**Exercise objective**:
In the data below, give the number of lines that contain the word "JSON". Nothing else is needed.

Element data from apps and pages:
———
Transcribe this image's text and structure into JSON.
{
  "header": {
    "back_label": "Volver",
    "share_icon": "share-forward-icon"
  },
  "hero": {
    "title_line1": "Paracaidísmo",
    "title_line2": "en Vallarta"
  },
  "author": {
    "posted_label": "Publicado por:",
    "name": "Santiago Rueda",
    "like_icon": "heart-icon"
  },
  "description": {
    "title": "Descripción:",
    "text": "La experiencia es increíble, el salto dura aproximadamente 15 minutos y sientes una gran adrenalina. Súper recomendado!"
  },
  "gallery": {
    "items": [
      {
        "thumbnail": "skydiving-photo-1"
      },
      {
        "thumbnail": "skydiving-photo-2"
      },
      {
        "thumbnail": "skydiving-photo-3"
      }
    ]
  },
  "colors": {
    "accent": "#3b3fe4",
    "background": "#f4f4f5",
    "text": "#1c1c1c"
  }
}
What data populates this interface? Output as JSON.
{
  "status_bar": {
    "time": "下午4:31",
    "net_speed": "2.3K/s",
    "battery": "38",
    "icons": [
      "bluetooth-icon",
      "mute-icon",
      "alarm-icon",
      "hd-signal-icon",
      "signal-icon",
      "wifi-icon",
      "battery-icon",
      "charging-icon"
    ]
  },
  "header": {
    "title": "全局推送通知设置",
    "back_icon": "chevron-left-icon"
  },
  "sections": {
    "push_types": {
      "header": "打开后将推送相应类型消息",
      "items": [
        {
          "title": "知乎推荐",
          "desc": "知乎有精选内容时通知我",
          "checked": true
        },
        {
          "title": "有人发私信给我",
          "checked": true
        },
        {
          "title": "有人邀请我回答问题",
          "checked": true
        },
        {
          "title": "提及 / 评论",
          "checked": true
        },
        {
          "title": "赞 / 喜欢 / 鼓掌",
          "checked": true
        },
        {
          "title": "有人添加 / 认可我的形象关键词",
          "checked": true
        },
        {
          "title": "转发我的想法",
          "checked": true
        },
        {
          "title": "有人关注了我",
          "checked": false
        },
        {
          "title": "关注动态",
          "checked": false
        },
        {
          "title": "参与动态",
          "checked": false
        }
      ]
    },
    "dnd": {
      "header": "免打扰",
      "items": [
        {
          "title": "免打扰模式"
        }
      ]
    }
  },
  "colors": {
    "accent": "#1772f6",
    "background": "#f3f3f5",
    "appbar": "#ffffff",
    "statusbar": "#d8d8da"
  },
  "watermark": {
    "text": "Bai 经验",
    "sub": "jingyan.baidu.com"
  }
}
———
**Reply to the exercise**:
2